- _DIRECTIONS_
Your answer needs to include each line of the records in which the string "this" can be found.

[Start of section]

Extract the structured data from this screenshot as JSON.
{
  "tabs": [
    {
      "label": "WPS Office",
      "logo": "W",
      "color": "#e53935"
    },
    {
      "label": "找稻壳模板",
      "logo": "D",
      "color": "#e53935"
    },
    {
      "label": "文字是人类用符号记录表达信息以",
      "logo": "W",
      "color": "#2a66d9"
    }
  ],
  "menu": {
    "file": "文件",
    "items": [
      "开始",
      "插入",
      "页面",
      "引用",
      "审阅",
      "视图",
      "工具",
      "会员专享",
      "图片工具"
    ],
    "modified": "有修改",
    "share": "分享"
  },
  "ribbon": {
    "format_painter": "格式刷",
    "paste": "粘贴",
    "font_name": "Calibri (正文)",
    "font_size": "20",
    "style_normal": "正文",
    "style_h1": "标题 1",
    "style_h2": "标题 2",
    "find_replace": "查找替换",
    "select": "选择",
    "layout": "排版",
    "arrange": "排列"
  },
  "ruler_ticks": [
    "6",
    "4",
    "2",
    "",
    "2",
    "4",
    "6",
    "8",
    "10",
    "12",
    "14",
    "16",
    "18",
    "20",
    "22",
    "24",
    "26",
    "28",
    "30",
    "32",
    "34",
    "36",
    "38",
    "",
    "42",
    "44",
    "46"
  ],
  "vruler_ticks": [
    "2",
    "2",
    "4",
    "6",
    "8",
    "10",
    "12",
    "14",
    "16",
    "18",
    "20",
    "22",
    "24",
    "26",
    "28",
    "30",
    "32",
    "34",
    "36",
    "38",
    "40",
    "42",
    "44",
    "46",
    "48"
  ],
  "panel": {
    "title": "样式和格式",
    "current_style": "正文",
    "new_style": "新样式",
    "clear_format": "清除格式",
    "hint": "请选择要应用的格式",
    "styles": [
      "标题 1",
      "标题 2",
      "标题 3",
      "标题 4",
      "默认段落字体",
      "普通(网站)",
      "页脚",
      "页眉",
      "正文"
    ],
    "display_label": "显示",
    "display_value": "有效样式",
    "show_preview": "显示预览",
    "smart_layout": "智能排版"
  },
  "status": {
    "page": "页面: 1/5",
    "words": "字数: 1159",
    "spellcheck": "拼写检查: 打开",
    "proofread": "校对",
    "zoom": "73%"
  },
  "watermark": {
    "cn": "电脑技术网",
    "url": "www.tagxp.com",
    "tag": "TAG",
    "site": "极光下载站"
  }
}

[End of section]
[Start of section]

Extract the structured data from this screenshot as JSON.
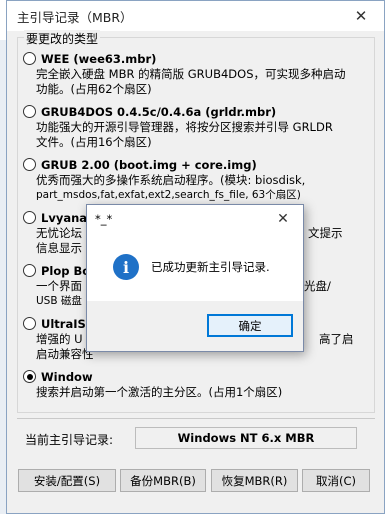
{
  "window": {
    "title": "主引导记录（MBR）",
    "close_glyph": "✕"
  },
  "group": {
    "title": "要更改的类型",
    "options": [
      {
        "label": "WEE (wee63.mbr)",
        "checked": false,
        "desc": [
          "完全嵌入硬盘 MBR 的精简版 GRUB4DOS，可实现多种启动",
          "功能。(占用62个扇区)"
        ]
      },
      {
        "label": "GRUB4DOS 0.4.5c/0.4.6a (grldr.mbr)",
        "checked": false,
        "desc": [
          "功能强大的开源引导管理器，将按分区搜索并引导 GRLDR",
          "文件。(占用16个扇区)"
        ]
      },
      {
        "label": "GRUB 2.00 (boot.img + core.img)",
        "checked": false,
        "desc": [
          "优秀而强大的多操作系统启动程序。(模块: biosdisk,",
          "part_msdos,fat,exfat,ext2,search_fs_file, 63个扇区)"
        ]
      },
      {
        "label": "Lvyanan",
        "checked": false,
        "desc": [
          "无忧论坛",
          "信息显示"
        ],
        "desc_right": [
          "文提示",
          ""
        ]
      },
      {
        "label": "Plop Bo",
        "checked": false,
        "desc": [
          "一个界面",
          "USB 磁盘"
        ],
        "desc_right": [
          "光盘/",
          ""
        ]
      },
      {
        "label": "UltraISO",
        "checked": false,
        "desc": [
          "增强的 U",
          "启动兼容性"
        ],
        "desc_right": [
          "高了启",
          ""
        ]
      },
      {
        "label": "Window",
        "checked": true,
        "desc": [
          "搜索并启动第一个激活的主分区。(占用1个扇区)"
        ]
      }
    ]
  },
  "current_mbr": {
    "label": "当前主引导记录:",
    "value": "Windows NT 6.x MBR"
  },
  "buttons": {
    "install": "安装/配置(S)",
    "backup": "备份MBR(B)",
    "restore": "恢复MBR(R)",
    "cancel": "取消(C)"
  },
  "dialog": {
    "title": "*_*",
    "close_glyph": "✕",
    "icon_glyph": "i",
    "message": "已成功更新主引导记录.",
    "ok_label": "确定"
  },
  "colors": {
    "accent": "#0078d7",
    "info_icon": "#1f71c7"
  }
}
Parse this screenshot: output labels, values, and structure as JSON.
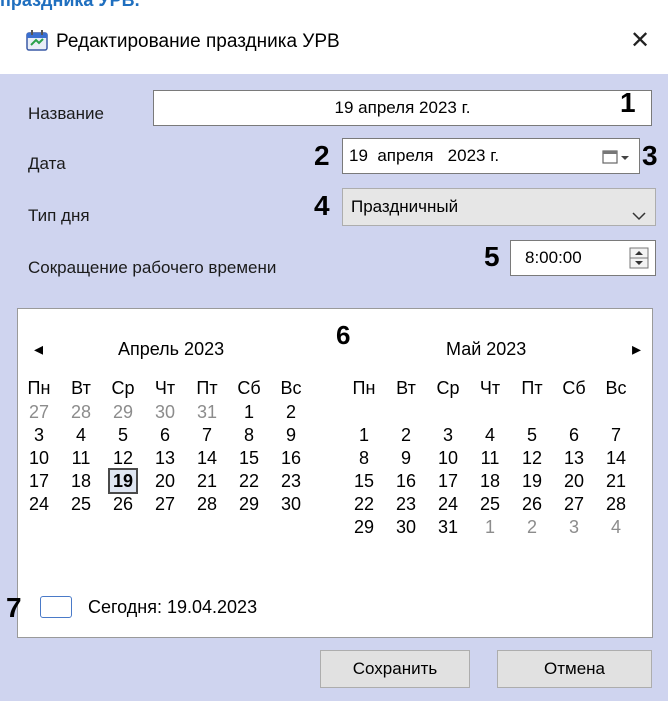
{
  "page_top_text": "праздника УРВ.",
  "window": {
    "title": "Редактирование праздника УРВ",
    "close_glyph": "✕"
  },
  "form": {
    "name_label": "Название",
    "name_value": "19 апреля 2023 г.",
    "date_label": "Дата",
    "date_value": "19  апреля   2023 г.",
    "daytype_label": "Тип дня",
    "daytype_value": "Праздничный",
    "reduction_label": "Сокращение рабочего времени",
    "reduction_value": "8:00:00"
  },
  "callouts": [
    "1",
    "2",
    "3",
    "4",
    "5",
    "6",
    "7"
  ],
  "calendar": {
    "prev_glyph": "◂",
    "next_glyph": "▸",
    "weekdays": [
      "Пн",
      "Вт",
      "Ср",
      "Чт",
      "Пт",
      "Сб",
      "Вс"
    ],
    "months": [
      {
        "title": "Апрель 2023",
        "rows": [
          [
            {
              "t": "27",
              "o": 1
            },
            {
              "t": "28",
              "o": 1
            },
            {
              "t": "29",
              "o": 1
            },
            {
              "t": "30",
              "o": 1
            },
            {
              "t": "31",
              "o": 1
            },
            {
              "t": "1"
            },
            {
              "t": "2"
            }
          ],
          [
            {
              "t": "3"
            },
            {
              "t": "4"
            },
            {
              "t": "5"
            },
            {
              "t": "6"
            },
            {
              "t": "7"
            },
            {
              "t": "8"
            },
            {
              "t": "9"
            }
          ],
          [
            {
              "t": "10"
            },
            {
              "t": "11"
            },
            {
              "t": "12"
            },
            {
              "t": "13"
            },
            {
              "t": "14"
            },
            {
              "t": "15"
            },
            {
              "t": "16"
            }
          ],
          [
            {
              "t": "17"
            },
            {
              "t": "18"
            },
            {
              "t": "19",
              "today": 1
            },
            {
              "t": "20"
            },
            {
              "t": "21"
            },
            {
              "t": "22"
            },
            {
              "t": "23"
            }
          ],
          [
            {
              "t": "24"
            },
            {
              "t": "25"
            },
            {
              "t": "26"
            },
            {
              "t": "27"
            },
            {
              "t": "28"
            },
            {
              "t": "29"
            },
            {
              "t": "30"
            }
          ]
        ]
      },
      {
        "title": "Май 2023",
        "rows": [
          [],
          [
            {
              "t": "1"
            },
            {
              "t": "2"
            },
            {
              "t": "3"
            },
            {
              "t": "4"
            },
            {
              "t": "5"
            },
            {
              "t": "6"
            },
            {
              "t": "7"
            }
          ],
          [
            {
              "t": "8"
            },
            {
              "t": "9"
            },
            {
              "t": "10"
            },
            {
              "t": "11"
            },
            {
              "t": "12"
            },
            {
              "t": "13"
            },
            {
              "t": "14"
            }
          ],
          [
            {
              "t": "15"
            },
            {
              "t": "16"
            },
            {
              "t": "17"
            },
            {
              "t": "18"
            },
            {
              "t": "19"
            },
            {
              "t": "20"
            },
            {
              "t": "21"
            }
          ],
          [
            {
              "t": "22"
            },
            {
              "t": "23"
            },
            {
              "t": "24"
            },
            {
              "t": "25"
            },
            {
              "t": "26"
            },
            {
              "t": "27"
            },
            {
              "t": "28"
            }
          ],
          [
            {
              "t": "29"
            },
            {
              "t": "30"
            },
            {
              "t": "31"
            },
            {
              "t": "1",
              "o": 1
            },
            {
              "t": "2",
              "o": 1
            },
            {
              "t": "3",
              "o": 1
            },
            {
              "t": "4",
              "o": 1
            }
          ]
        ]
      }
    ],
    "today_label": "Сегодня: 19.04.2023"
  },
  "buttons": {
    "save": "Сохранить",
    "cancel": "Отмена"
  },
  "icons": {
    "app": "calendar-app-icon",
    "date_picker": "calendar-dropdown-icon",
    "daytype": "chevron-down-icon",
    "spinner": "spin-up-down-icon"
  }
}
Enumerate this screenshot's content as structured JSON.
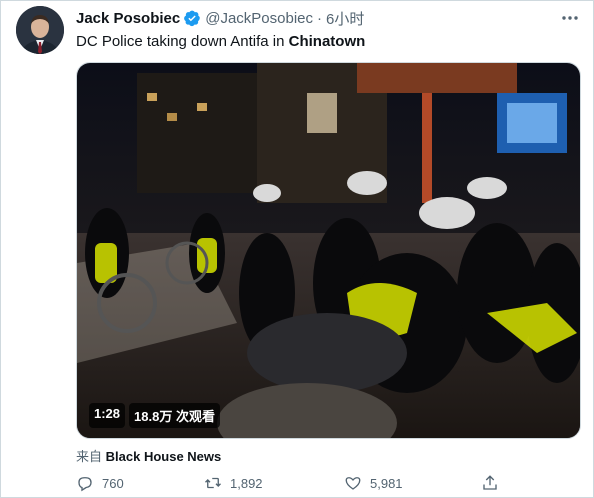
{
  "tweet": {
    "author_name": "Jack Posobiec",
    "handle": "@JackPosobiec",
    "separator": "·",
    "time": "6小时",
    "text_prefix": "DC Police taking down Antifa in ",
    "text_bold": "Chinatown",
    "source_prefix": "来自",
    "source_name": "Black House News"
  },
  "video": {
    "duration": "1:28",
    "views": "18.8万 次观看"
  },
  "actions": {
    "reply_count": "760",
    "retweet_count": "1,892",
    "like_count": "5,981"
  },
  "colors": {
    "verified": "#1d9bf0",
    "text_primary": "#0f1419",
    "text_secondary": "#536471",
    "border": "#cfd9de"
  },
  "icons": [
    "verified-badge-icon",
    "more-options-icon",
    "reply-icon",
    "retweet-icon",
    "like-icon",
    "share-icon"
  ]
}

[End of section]

- _EXERCISE SOLUTION_
Extract the structured data from this screenshot as JSON.
Extract the structured data from this screenshot as JSON.
Parse this screenshot: output labels, values, and structure as JSON.
Enumerate this screenshot's content as structured JSON.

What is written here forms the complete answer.